The choices we make in our very life, what we eat, how much we move—reign over heart health like long shadows.

  • Dietary Habits: What we choose to eat plays a crucial role.
  • Physical Activity: The amount of movement and exercise we engage in is pivotal.
  • Allies or Foes: These lifestyle factors can either support our heart health or detrimentally affect it.
  • Preventing Heart Disease: Making positive lifestyle choices is key to avoiding heart-related issues.

Symptoms that Shouldn’t be Overlooked

The signs of heart trouble can be as subtle as a whisper, making it easy to overlook them.

  • Beyond chest pain: Think fatigue that doesn’t go away even with rest
  • Difficulty breathing with exertion on activities that used to be easy
  • Discomfort is described as an elephant sitting on the chest or a squeezing sensation that just doesn’t feel right.

When to get help:

Let the body tell. When anything feels off, then it’s time for keen attention and inquiry of a health professional. That is, in anything to do with your heart, it’s always better to be safe than sorry.

Prevention and Management

Prevention and Management

Taking charge of your heart health is empowering! Here are some tips to keep your heart beating strong and resilient:

Stay active: Incorporate movement into your daily routine. Dance, walk, cycle—choose what brings you joy.

Eat to your heart’s content: A heart-healthy diet of fruits, vegetables, and fat-free and low-fat dairy products; whole grains; and lean protein is like penning love letters to your heart.

Stress less: Find your Zen in whatever way works for you: meditation, yoga, or just doing things you enjoy.
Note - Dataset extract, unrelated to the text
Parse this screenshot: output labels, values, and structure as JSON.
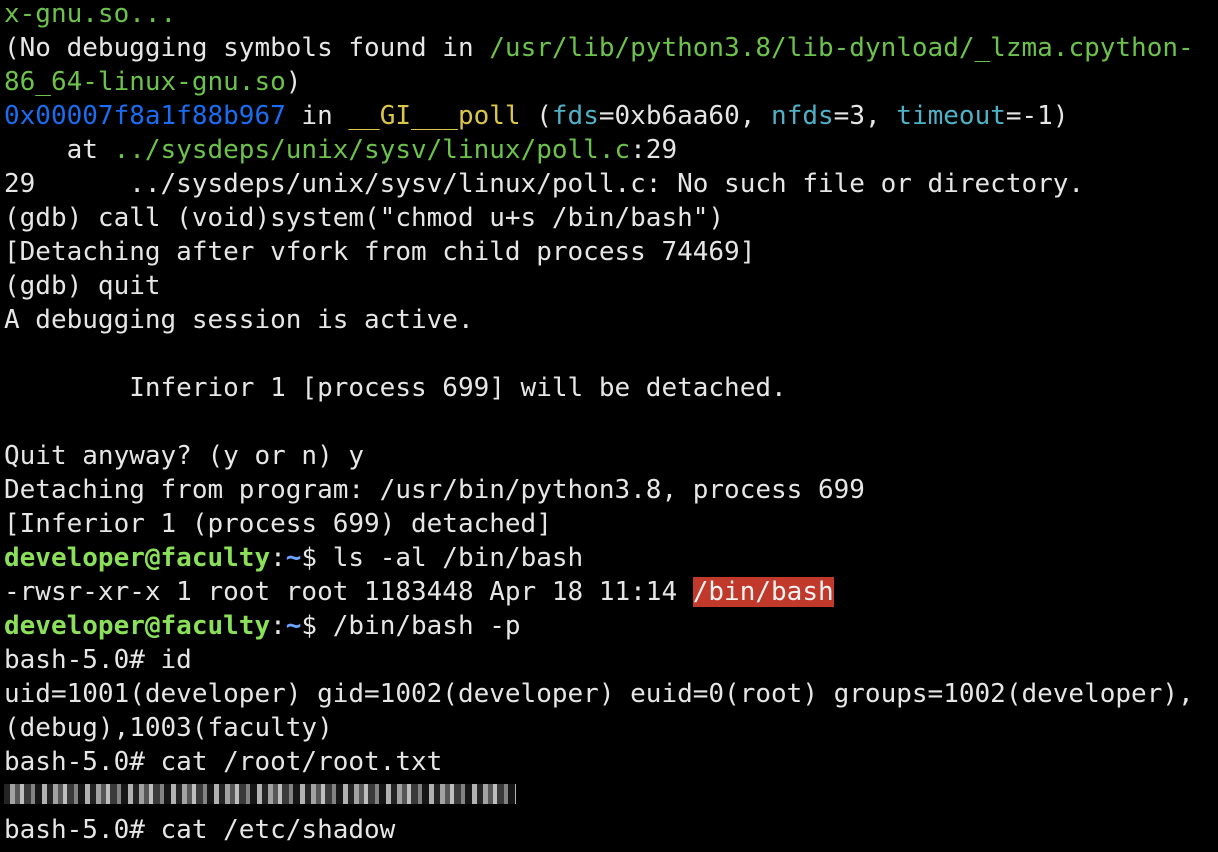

Empowering Women to Take Charge of Their Heart Health

Women from around the world who are meeting their struggle with heart health and winning against it, and those whom they are an inspiration to. Their journeys are reminders of will and courage in each of us in overcoming, surmounting, or otherwise rising above where at all possible the obstacles life places in our paths to improved health. Also, women cannot afford not to take care of themselves, especially those taking care of families and working. They need to take a stand for themselves to be better for all the stuff so that things run smoother


While chest pain is common, women are more likely to experience other symptoms such as shortness of breath, nausea/vomiting, and back or jaw pain. Recognizing these signs can lead to earlier diagnosis and treatment.
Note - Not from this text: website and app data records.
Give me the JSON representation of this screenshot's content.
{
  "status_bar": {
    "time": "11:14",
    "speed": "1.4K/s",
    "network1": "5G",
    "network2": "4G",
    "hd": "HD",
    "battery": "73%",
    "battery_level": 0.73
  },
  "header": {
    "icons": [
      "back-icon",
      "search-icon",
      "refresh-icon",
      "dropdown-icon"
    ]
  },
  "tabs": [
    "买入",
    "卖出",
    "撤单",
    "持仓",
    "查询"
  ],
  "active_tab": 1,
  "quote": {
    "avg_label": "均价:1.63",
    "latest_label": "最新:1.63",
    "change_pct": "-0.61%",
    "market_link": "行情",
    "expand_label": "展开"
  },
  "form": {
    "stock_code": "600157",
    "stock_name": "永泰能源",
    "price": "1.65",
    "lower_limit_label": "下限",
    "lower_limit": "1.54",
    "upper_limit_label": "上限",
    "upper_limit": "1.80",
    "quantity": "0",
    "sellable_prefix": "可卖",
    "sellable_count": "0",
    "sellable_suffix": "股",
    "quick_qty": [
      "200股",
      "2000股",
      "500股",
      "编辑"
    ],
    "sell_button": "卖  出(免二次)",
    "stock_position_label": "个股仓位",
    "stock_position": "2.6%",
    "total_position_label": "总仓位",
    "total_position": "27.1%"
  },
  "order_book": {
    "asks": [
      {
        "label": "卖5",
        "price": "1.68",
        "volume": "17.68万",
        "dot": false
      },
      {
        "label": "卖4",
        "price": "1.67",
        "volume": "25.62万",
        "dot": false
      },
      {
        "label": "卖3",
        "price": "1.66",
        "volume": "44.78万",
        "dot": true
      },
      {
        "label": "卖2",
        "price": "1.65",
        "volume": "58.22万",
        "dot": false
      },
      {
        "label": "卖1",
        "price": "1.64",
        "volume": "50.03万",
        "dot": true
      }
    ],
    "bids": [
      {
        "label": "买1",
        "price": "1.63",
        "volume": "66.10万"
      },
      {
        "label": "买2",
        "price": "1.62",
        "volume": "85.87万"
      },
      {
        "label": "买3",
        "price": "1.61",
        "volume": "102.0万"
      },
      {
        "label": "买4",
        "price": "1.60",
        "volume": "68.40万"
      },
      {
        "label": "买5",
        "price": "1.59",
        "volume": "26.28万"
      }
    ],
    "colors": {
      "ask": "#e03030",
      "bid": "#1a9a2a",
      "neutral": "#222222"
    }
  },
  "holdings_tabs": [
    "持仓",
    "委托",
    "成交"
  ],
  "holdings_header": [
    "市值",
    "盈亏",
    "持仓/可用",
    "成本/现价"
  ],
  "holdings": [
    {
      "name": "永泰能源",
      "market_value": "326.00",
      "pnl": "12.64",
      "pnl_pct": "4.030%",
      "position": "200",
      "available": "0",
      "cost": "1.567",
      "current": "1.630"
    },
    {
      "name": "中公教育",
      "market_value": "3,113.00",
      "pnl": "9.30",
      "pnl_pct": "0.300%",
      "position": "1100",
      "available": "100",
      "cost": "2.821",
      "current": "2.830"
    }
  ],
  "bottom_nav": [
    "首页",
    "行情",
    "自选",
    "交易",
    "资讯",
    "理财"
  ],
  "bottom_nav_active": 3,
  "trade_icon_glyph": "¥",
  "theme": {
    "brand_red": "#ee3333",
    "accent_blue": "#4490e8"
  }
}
Yes, certain conditions like menopause, pregnancy complications (e.g., gestational diabetes), and certain autoimmune diseases have a more pronounced impact on women’s heart health.

Adopting a healthy lifestyle is key—eating a balanced diet, regular physical activity, avoiding smoking, and managing stress. Regular check-ups to monitor blood pressure, cholesterol levels, and other heart disease risk factors are also essential.

Heart disease can affect women at any age, but the risk increases with age, especially after menopause. However, younger women with risk factors for heart disease should also take their heart health seriously.


Ladies, it’s time you take your heart health issues seriously. All of us can be part of the change for better narratives about women’s heart health problems through education, advocacy for far-reaching research, and implementing the choices that we make in our daily lives.

Always remember that it is never too late or too early to start caring for your heart. And for those patients who would like specialized cardiac care, Raja Hospital avails a wide range of services with an entire center of medical excellence designed to support women’s heart health with expertise and care.

Similar Posts

Leave a Reply

Your email address will not be published. Required fields are marked *